"I worry that what's being defended here is the status quo," Lauzen told the symposium's audience after hearing Entin and others, meaning that their comments didn't address the problem of the many Americans who can't afford the drugs they need. "The status quo is unacceptable. It's wrong, and no matter how you slice the economic theory we all know it's wrong."
Lauzen is between a rock and a hard place, because he knows that government price controls are also wrong. As Grace-Marie Turner of the Galen Institute pointed out at the symposium, "We've been trying price controls for 4,000 years, and they haven't worked yet." And, as she and the other economists were quick to observe, reimporting drugs from Canada at the low prices set by the Canadian government is a way of importing Canadian price controls--a way for politicians to control American drug prices without having to take the heat for doing it themselves.

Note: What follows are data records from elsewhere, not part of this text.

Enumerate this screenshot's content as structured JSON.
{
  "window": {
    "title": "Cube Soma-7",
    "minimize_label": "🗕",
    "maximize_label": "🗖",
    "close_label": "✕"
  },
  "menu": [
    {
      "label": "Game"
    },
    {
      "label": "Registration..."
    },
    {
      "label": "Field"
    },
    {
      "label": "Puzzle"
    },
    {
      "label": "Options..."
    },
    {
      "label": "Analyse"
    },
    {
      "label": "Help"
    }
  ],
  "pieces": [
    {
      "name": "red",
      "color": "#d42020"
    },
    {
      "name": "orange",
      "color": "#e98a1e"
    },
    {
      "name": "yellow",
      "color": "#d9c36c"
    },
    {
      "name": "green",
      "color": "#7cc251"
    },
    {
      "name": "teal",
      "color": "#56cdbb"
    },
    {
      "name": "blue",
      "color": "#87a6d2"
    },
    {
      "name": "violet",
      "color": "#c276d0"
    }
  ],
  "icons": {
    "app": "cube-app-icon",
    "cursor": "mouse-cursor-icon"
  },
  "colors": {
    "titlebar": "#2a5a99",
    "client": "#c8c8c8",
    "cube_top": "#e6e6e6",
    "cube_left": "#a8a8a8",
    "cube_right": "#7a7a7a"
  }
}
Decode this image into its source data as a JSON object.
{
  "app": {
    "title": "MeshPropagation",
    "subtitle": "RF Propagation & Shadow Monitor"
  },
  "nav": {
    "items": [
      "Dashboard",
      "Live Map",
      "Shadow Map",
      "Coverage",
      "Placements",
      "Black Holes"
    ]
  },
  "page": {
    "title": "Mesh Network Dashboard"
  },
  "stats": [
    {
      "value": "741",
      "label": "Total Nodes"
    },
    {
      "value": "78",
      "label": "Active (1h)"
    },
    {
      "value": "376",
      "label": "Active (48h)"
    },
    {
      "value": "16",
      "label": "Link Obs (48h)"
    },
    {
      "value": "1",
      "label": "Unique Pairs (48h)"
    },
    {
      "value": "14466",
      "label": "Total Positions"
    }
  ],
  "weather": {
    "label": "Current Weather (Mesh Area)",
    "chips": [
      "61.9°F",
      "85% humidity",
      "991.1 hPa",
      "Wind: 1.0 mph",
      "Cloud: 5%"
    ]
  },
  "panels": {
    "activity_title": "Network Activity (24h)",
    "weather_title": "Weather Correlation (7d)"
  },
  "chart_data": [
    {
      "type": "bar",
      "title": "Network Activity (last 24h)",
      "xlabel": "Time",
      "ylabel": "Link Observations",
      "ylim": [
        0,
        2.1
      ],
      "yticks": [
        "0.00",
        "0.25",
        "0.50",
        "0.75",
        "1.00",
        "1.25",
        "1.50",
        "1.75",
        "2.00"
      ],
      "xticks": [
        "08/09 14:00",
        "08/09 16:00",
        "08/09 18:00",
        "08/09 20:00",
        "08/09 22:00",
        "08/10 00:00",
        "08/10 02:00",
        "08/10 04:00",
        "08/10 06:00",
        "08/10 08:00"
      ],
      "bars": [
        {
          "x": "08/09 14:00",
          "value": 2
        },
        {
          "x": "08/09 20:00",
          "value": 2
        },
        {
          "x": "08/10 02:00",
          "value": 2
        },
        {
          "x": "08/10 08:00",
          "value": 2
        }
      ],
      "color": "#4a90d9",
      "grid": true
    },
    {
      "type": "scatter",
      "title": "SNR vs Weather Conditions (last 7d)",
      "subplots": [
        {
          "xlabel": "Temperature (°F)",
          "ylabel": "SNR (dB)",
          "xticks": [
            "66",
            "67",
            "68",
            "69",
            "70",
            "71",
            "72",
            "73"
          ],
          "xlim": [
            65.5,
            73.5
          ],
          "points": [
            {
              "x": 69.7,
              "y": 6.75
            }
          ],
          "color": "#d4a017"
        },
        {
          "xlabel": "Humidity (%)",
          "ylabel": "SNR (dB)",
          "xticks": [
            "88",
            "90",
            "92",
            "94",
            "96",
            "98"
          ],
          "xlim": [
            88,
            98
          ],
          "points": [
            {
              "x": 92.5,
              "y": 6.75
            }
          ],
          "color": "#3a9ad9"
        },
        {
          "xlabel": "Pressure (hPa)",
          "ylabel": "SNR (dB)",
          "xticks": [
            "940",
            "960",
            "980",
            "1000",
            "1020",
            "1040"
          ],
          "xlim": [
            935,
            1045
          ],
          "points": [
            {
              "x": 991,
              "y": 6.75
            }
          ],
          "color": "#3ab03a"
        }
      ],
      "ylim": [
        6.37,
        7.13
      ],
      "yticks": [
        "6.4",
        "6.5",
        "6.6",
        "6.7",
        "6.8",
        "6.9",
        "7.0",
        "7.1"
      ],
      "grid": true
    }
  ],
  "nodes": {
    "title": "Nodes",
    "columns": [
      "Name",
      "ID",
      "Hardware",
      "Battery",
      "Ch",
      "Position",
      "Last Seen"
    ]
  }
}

In Lauzen's view, Chicago-school economics misses a big piece of the story. American drug prices, he says, show that "there is something the matter with this market." And he thinks he sees one of the problems--fat--in that "selling, general, and administrative expenditures" line of GlaxoSmithKline's audited financial statement, which is two and a half times what the firm spends on research and development. "They're pillaging us," he says, "because they know they can get away with it!"
The market system is supposed to be self-correcting, because greedy companies will be undersold by competitors. But Lauzen argues that because drug companies have patent protection, the self-correcting is limited. None of the other speakers at the symposium had anything to say about how drug companies might abuse the elegant logic of patents. That's not part of the glass-ball world.
Lauzen and Entin cordially discussed the issue for almost half an hour in the hallway. "I was deeply impressed," Lauzen said afterward. "He made a lot of sense. But I'm not sure he's had the experience of going eyeball to eyeball and seeing the tears" of people squeezed by drug prices. Lauzen's hope is that reimporting drugs from Canada will put market pressure on the pharmaceutical giants to cut some fat. "I know they'll find a way," he says. "A little less glass office towers, a little older corporate jets."
But what if the corporations decide to cut muscle instead of fat? What if they keep their office towers and jets and instead save money by not researching less remunerative drugs for rare diseases or for impoverished Africans?
"They might do that," Lauzen acknowledges. He says that if they do, he thinks it might be time to reach for a big gun and reconsider U.S. patent laws. "I believe in a free global market. But it should be free for the little old lady from Peoria to participate in too. If it's only free until she tries to buy drugs from Canada, then we should strike back.
"If the drug companies exercise their monopoly in a benevolent way, OK, then maybe we can be coconspirators. But if they hurt us with a monopoly they've been granted, then maybe it's time to shorten the term on drug patents" and bring competition into the market that much sooner.
Would that competition encourage drug companies to do more with less, or just to do less? It certainly wouldn't be the first time an industry predicted disaster and later learned to live with new regulations or a changed economy, but no one knows. Someday someone may do the economic research and answer that question. Meanwhile today's prescription-drug users have the votes. Their grandchildren, who might suffer if fewer new drugs are developed, don't.
Lauzen says he's called the CEO of the UK-based GlaxoSmithKline three times to discuss the issue. The CEO hasn't called him back, but last time Lauzen checked the company's Web site it had made its financial statements less legible to Americans, by changing the figures from dollars to pounds.
Art accompanying story in printed newspaper (not available in this archive): illustration/Slug Signorino.